Every line that contains the word "Next" is to be copied from the listing.

• [Data listing]
>>
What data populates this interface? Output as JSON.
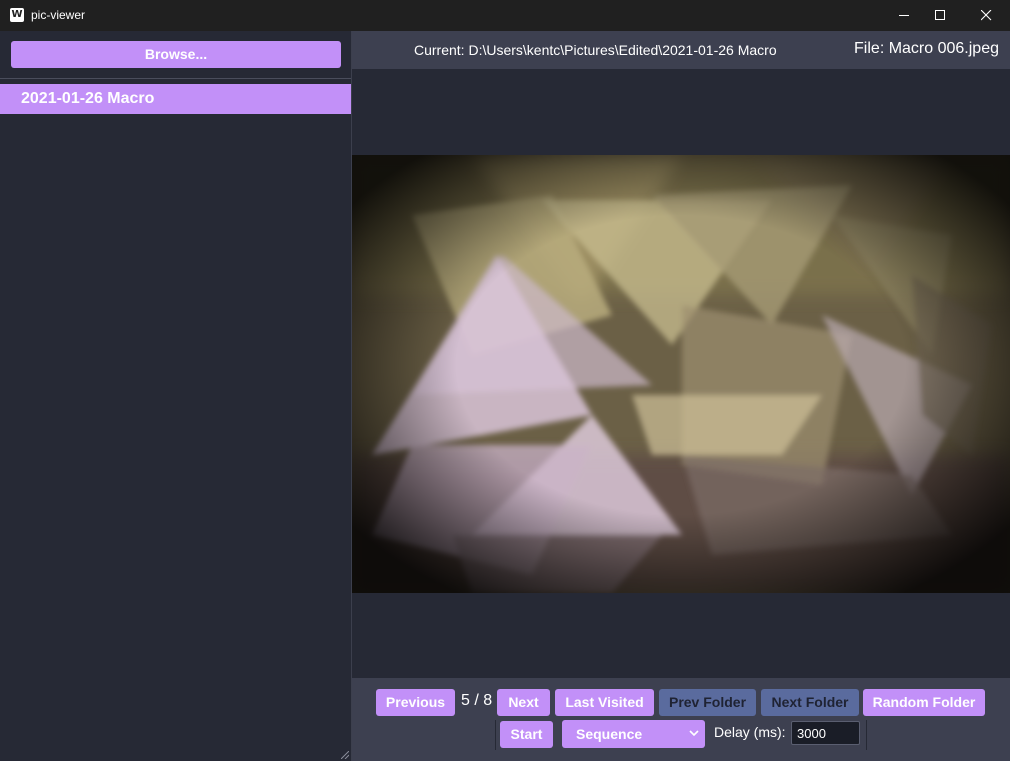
{
  "window": {
    "title": "pic-viewer",
    "icon_letter": "W"
  },
  "sidebar": {
    "browse_label": "Browse...",
    "folders": [
      {
        "label": "2021-01-26 Macro",
        "selected": true
      }
    ]
  },
  "header": {
    "current_path": "Current: D:\\Users\\kentc\\Pictures\\Edited\\2021-01-26 Macro",
    "file_label": "File: Macro 006.jpeg"
  },
  "controls": {
    "previous_label": "Previous",
    "counter": "5 / 8",
    "next_label": "Next",
    "last_visited_label": "Last Visited",
    "prev_folder_label": "Prev Folder",
    "next_folder_label": "Next Folder",
    "random_folder_label": "Random Folder",
    "start_label": "Start",
    "mode_selected": "Sequence",
    "delay_label": "Delay (ms):",
    "delay_value": "3000"
  },
  "colors": {
    "accent": "#c290f8",
    "muted_button": "#5a6b9e",
    "panel": "#3d4050",
    "background": "#262935"
  }
}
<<
• [Answer area]
    "next_label": "Next",
    "next_folder_label": "Next Folder",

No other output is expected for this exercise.